Do Macros Matter?

Some people swear by macros. Is attention to that detail helpful?



1/21/20223 min read

Yes and No.

The term, "macros" is short for macronutrients, otherwise meaning carbohydrates, fats and proteins that you eat.

All have calories, different amounts per gram, and all get burned through existing and through activity.

Because of their ability to be eaten, their nutritients used for bodily functions and because they can be metabolised, on the surface, it doesn't matter as much as total calories eaten when it comes to weight loss.

So that can basically mean that, say you want to eat 1500 calories per day, you can basically eat whatever you want within those 1500 calories. If 1500 calories creates a calorie deficit for you, you'll lose weight. (Remember this can happen using exercise too!)

So YES. The science of how calories burned supports that you could eat an all-carb diet, and as long as you burn more than you ate each day, you will lose weight.

But here's where my answer changes.

Not all types of calories are created equal.

Carbs, fats and proteins all have different functions within your body. Proteins help build and maintain muscle mass, fats contribute to brain function and lubrication of joints and skin, among other necessary things. And carbs are your immediate source of energy.

And that's only the beginning. Each do more than that.

All of these types of foods also contain necessary vitamins and minerals that you ALSO need to exist. So you need them all.

And anyone that is a fan of keto may want to argue with me on that. But trust me, been there done that. There's a wrong way to do keto, and even the right way can lead to health problems. That's a story for another post.

So back to the original question. Do macros matter for weight loss?

Yes, but it really depends on the person.

With my clients, I start with finding out what they tend to eat first, and tweaking it to fit within the AMOUNT of CALORIES they should be eating.

Through tracking, we would get a macro breakdown anyway, and I'd be able to see if they are in healthy ranges.

If we find that they want to add strength training, we have to make sure there's enough protein. If we find that they have more energy with lower carbs, we do that. If we find that the current plan doesn't fill them up, we tweak again.

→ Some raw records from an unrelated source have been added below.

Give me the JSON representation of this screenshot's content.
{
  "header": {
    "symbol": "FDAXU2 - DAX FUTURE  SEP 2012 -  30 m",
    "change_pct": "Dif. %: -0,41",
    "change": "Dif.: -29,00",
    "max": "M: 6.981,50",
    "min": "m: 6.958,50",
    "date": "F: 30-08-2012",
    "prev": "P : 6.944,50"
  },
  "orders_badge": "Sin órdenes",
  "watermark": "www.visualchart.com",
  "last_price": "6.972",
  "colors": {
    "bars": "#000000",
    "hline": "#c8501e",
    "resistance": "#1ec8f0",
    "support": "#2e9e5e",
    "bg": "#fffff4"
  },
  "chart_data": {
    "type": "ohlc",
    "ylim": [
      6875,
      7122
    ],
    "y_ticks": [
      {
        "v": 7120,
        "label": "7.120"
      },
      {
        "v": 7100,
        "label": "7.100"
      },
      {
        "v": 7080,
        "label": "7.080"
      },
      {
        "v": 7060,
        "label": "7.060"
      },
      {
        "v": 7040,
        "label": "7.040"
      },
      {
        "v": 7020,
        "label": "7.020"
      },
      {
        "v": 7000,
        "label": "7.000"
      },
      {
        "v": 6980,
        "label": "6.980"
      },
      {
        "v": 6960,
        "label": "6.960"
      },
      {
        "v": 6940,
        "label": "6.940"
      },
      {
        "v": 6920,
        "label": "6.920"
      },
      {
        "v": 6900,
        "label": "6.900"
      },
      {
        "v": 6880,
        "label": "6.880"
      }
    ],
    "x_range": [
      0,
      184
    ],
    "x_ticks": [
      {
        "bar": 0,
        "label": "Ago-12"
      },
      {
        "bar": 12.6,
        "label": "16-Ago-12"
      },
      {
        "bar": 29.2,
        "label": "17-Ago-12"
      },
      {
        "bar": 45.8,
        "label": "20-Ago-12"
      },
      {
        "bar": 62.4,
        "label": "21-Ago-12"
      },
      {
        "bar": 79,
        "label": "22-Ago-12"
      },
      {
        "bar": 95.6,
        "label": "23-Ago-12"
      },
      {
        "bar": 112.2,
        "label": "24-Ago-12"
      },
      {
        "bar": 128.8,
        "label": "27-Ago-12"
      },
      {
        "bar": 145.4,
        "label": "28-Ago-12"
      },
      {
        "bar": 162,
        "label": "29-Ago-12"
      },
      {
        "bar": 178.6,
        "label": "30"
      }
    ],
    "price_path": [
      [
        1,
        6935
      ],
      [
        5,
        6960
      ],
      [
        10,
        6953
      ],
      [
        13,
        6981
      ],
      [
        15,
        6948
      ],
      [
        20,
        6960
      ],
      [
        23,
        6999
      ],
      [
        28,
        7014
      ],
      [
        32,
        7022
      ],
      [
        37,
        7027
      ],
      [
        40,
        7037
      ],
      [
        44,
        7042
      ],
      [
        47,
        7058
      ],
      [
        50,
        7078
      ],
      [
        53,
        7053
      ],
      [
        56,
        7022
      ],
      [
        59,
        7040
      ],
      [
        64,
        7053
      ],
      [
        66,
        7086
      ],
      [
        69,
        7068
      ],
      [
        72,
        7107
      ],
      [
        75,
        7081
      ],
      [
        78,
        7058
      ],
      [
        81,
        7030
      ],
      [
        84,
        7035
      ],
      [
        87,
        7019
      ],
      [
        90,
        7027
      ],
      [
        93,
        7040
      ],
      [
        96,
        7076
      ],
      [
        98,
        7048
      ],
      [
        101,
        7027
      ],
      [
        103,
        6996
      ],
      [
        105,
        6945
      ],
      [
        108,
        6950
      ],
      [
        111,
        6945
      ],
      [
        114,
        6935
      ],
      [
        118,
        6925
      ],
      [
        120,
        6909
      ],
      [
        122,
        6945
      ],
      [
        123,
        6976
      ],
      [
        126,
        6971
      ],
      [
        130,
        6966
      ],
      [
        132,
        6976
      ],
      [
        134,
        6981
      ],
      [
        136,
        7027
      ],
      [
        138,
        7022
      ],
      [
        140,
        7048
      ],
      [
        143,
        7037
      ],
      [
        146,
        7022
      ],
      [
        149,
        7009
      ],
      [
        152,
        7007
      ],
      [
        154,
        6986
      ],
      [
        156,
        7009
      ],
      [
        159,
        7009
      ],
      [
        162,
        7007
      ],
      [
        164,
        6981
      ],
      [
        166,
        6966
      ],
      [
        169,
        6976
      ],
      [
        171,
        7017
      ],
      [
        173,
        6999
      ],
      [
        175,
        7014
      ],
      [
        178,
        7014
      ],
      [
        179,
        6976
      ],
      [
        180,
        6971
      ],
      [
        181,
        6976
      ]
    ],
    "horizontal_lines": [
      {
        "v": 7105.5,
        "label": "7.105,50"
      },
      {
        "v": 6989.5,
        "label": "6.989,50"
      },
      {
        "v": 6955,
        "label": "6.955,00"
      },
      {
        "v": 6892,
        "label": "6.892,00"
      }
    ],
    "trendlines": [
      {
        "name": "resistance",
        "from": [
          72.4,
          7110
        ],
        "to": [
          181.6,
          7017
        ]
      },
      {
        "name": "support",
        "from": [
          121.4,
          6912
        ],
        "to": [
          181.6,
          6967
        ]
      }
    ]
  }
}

It's all based on what their body tells them.

Because the ideal macronutrient breakdown is different from person to person because our lifestyles are different.

The National Academies of Sciences, Engineering and Medicine recommends that, for example, a middle-aged woman should consume 130 grams of carbs, 46 grams of protein, 25 grams of fiber, and the amount of fat remained undetermined. I suspect that because of height, weight and activity level that amount needs to change.

To translate that into calories, that's 520 calories of carbs, 184 calories of protein (the fiber here is skipped because it should fall within the carbs), which equals 704 calories so far in the day.

If you're eating 1500 calories each day, as an example, that's 796 calories left of fat to eat, or 88 grams.

Whoa, that adds up fast, right?

So these numbers are based on the daily Dietary Reference Intakes that all numbers are supposed to come from.

Do you think most people follow that exactly? Nah.

Should you? Nah. But I wouldn't stray too far from that breakdown.

The percentage breakdown looks a bit different than these numbers. It's called the AMDR or "Acceptable Macronutrient Distribution Range". Protein is 10-35%, carbs is 45-65%, fat is 20-35%.

So if you track your calories online or on an app, even for one typical day, you can see if you fall within those ranges. There's a lot of wiggle room in there.

So back to if macros matter. Say you start with some recommended numbers. Factor in some lifestyle requests, like more protein or fewer carbs for example.

See how it feels. Your body will let you know if it's not liking your changes. It'll also make you not feel satisfied if it feels like it's lacking something. And THAT is what will tempt you into eating unhealthy stuff, or too much.

And regarding weight loss, as long as whatever numbers you choose all add up to that calorie goal in the end, you should lose weight.

Regardless of your macro percentages.

I know this was a rather scienc-ey post today. Apologies if the terms were a little much, but there's enough people here that already have a basic knowledge of nutrition that might appreciate it.

Macros are a little bit of a hot topic now, and it's hard to determine the level of importance for weight loss.

The bottom line is that there is no magic pie graph of percentages that causes weight loss. But there is a range of percentages for each nutritent that is YOUR magic breakdown to help you feel satisfied, energized, healthy and motivated to continue losing weight.

Hope this helps to clear some things up!